  • New arthritis medications on the horizon
  • The coast-to-coast discussion about a national pharmacare program
  • Take action now to improve your province’s drug formulary ranking

What can patients like you do? Continue reading

Qu’est-ce que le comité ACE a fait pour vous dernièrement ?

Nov 2015 SignageVoici ce sur quoi nous avons travaillé cet automne.

Les meilleurs milieux de travail au Canada pour les employés atteints d’arthrite

Toutes nos félicitations à l’Université Simon Fraser, L’Oréal Canada et High Liner Foods, les récipiendaires des prix 2015 des Meilleurs milieux de travail au Canada pour les employés atteints d’arthrite. Voici quelques-unes des meilleures pratiques identifiées dans le cadre de notre processus d’entrevue : Continue reading

What has ACE done for you lately?

Nov 2015 SignageHere’s what we’ve been working on this Fall

Canada’s Best Workplaces for Employees Living with Arthritis

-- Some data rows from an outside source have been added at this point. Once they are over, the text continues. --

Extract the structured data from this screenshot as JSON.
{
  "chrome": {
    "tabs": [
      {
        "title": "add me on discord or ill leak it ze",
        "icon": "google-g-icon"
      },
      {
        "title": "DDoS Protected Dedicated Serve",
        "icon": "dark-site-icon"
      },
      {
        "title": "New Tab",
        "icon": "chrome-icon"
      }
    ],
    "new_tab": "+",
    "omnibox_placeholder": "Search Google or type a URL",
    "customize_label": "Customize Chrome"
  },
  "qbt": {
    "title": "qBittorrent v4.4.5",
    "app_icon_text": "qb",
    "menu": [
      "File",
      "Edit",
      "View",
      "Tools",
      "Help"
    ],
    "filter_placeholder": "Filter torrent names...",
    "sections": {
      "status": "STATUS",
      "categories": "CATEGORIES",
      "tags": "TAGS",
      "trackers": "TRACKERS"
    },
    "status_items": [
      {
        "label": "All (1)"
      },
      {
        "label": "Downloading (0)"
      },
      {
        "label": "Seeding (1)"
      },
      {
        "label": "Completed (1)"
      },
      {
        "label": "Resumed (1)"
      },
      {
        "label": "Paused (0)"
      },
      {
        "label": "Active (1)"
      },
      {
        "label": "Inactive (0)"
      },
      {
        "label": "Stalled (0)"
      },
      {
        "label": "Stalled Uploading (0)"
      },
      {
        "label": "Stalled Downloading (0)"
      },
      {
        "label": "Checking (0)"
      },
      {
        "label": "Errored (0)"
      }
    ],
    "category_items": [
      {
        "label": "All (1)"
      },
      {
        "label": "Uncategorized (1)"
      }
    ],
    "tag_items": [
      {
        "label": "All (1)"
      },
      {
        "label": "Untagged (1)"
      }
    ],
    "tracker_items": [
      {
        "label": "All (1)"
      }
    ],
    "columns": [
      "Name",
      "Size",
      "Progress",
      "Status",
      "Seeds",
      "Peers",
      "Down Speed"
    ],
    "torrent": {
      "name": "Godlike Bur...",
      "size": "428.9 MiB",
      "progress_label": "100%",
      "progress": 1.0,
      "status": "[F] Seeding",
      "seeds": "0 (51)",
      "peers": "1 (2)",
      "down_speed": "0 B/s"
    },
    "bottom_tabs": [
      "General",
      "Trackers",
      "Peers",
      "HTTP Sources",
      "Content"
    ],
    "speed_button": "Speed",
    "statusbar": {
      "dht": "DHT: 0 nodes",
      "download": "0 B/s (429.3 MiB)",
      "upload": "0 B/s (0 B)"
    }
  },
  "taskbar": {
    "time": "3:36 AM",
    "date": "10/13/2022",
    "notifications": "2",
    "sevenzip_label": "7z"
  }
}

Congratulations to Simon Fraser University, L’Oréal Canada and High Liner Foods for winning the 2015 Canada’s Best Workplaces for Employees Living with Arthritis award.
Here are some best practices identified during our interview process: Continue reading

JointHealth™ monthly – October/ November 2015

JHM Title Page ImageInvesting in employee health and wellness: 2015 Canada’s Best Workplaces for Employees Living with Arthritis

In this issue of JointHealth™ monthly, Arthritis Consumer Experts (ACE) announces the winners of the 2015 Canada’s Best Workplaces for Employees Living with Arthritis award. Using an extensive evaluation process, ACE has awarded Simon Fraser UniversityL’Oréal Canada and High Liner Foodsfor their best arthritis practices in the workplace and their commitment to investing in employees’ health and well-being.

ACE also looks at recent policy changes in the private health insurance that potentially could affect employees living and working with arthritis. In this issue, you will find:

  • The winners for the 2015 Canada’s Best Workplaces for Employees Living with Arthritis award
  • What you need to know about arthritis in the workplace
  • New policies in private health insurance